**Problem**
Return all the entries word for word.

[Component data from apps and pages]
=== Section Start ===

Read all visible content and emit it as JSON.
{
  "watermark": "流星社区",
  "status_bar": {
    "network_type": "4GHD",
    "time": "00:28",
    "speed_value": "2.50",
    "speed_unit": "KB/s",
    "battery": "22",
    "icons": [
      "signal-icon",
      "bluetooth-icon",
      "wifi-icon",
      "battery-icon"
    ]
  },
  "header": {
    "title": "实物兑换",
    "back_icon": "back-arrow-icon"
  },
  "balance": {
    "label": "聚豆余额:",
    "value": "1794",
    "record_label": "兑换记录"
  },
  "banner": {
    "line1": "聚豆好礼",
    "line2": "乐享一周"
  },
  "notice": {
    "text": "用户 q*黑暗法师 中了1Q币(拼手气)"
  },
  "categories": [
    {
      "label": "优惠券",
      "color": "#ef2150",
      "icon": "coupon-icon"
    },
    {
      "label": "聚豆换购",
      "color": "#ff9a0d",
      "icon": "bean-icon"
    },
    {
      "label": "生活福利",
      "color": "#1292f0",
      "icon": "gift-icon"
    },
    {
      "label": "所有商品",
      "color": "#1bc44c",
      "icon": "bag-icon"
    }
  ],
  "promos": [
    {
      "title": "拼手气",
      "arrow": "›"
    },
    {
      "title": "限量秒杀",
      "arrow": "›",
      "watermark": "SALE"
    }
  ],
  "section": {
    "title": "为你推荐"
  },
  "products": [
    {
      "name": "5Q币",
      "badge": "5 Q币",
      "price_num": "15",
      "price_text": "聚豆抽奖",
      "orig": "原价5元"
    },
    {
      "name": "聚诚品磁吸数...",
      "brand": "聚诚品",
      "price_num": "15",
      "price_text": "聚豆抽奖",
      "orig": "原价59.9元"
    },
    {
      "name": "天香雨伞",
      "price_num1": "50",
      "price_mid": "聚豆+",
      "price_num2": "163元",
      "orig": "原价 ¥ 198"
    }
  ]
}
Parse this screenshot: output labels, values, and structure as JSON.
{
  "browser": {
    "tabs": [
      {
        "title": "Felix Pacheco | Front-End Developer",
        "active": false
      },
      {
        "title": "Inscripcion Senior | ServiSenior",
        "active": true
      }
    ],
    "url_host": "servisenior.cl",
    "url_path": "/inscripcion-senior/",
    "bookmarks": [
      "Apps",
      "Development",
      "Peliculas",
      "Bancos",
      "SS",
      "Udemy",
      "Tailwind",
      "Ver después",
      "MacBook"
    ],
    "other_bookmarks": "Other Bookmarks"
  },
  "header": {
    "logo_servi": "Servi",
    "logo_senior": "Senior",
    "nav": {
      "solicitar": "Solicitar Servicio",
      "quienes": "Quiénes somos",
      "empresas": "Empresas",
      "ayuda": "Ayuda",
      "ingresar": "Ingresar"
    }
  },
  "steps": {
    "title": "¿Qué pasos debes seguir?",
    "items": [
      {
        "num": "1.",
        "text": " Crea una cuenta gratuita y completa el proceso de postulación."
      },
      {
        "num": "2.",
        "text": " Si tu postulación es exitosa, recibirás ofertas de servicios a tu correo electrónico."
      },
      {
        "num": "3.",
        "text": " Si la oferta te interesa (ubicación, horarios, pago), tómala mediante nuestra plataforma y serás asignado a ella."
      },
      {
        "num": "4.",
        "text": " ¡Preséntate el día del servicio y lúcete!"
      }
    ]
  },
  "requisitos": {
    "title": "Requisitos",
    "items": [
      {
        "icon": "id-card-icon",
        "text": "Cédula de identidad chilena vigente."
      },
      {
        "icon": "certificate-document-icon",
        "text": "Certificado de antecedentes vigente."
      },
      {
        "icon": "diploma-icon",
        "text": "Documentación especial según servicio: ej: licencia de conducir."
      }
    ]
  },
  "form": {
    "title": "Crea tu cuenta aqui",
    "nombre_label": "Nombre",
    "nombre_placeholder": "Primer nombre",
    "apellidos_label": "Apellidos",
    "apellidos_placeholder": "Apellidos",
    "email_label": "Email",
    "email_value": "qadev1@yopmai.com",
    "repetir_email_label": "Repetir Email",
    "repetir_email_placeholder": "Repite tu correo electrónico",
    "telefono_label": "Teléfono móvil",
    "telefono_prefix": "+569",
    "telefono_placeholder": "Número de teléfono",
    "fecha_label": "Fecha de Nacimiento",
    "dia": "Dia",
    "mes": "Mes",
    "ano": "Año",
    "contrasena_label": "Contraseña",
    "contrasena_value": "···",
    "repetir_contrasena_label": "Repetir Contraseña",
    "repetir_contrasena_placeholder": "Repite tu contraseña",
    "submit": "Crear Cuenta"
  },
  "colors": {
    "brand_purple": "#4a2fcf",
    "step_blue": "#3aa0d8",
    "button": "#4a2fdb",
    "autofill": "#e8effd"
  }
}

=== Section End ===

**Solution**
Read all visible content and emit it as JSON.
{
  "watermark": "流星社区",
  "status_bar": {
    "network_type": "4GHD",
    "time": "00:28",
    "speed_value": "2.50",
    "speed_unit": "KB/s",
    "battery": "22",
    "icons": [
      "signal-icon",
      "bluetooth-icon",
      "wifi-icon",
      "battery-icon"
    ]
  },
  "header": {
    "title": "实物兑换",
    "back_icon": "back-arrow-icon"
  },
  "balance": {
    "label": "聚豆余额:",
    "value": "1794",
    "record_label": "兑换记录"
  },
  "banner": {
    "line1": "聚豆好礼",
    "line2": "乐享一周"
  },
  "notice": {
    "text": "用户 q*黑暗法师 中了1Q币(拼手气)"
  },
  "categories": [
    {
      "label": "优惠券",
      "color": "#ef2150",
      "icon": "coupon-icon"
    },
    {
      "label": "聚豆换购",
      "color": "#ff9a0d",
      "icon": "bean-icon"
    },
    {
      "label": "生活福利",
      "color": "#1292f0",
      "icon": "gift-icon"
    },
    {
      "label": "所有商品",
      "color": "#1bc44c",
      "icon": "bag-icon"
    }
  ],
  "promos": [
    {
      "title": "拼手气",
      "arrow": "›"
    },
    {
      "title": "限量秒杀",
      "arrow": "›",
      "watermark": "SALE"
    }
  ],
  "section": {
    "title": "为你推荐"
  },
  "products": [
    {
      "name": "5Q币",
      "badge": "5 Q币",
      "price_num": "15",
      "price_text": "聚豆抽奖",
      "orig": "原价5元"
    },
    {
      "name": "聚诚品磁吸数...",
      "brand": "聚诚品",
      "price_num": "15",
      "price_text": "聚豆抽奖",
      "orig": "原价59.9元"
    },
    {
      "name": "天香雨伞",
      "price_num1": "50",
      "price_mid": "聚豆+",
      "price_num2": "163元",
      "orig": "原价 ¥ 198"
    }
  ]
}
Parse this screenshot: output labels, values, and structure as JSON.
{
  "browser": {
    "tabs": [
      {
        "title": "Felix Pacheco | Front-End Developer",
        "active": false
      },
      {
        "title": "Inscripcion Senior | ServiSenior",
        "active": true
      }
    ],
    "url_host": "servisenior.cl",
    "url_path": "/inscripcion-senior/",
    "bookmarks": [
      "Apps",
      "Development",
      "Peliculas",
      "Bancos",
      "SS",
      "Udemy",
      "Tailwind",
      "Ver después",
      "MacBook"
    ],
    "other_bookmarks": "Other Bookmarks"
  },
  "header": {
    "logo_servi": "Servi",
    "logo_senior": "Senior",
    "nav": {
      "solicitar": "Solicitar Servicio",
      "quienes": "Quiénes somos",
      "empresas": "Empresas",
      "ayuda": "Ayuda",
      "ingresar": "Ingresar"
    }
  },
  "steps": {
    "title": "¿Qué pasos debes seguir?",
    "items": [
      {
        "num": "1.",
        "text": " Crea una cuenta gratuita y completa el proceso de postulación."
      },
      {
        "num": "2.",
        "text": " Si tu postulación es exitosa, recibirás ofertas de servicios a tu correo electrónico."
      },
      {
        "num": "3.",
        "text": " Si la oferta te interesa (ubicación, horarios, pago), tómala mediante nuestra plataforma y serás asignado a ella."
      },
      {
        "num": "4.",
        "text": " ¡Preséntate el día del servicio y lúcete!"
      }
    ]
  },
  "requisitos": {
    "title": "Requisitos",
    "items": [
      {
        "icon": "id-card-icon",
        "text": "Cédula de identidad chilena vigente."
      },
      {
        "icon": "certificate-document-icon",
        "text": "Certificado de antecedentes vigente."
      },
      {
        "icon": "diploma-icon",
        "text": "Documentación especial según servicio: ej: licencia de conducir."
      }
    ]
  },
  "form": {
    "title": "Crea tu cuenta aqui",
    "nombre_label": "Nombre",
    "nombre_placeholder": "Primer nombre",
    "apellidos_label": "Apellidos",
    "apellidos_placeholder": "Apellidos",
    "email_label": "Email",
    "email_value": "qadev1@yopmai.com",
    "repetir_email_label": "Repetir Email",
    "repetir_email_placeholder": "Repite tu correo electrónico",
    "telefono_label": "Teléfono móvil",
    "telefono_prefix": "+569",
    "telefono_placeholder": "Número de teléfono",
    "fecha_label": "Fecha de Nacimiento",
    "dia": "Dia",
    "mes": "Mes",
    "ano": "Año",
    "contrasena_label": "Contraseña",
    "contrasena_value": "···",
    "repetir_contrasena_label": "Repetir Contraseña",
    "repetir_contrasena_placeholder": "Repite tu contraseña",
    "submit": "Crear Cuenta"
  },
  "colors": {
    "brand_purple": "#4a2fcf",
    "step_blue": "#3aa0d8",
    "button": "#4a2fdb",
    "autofill": "#e8effd"
  }
}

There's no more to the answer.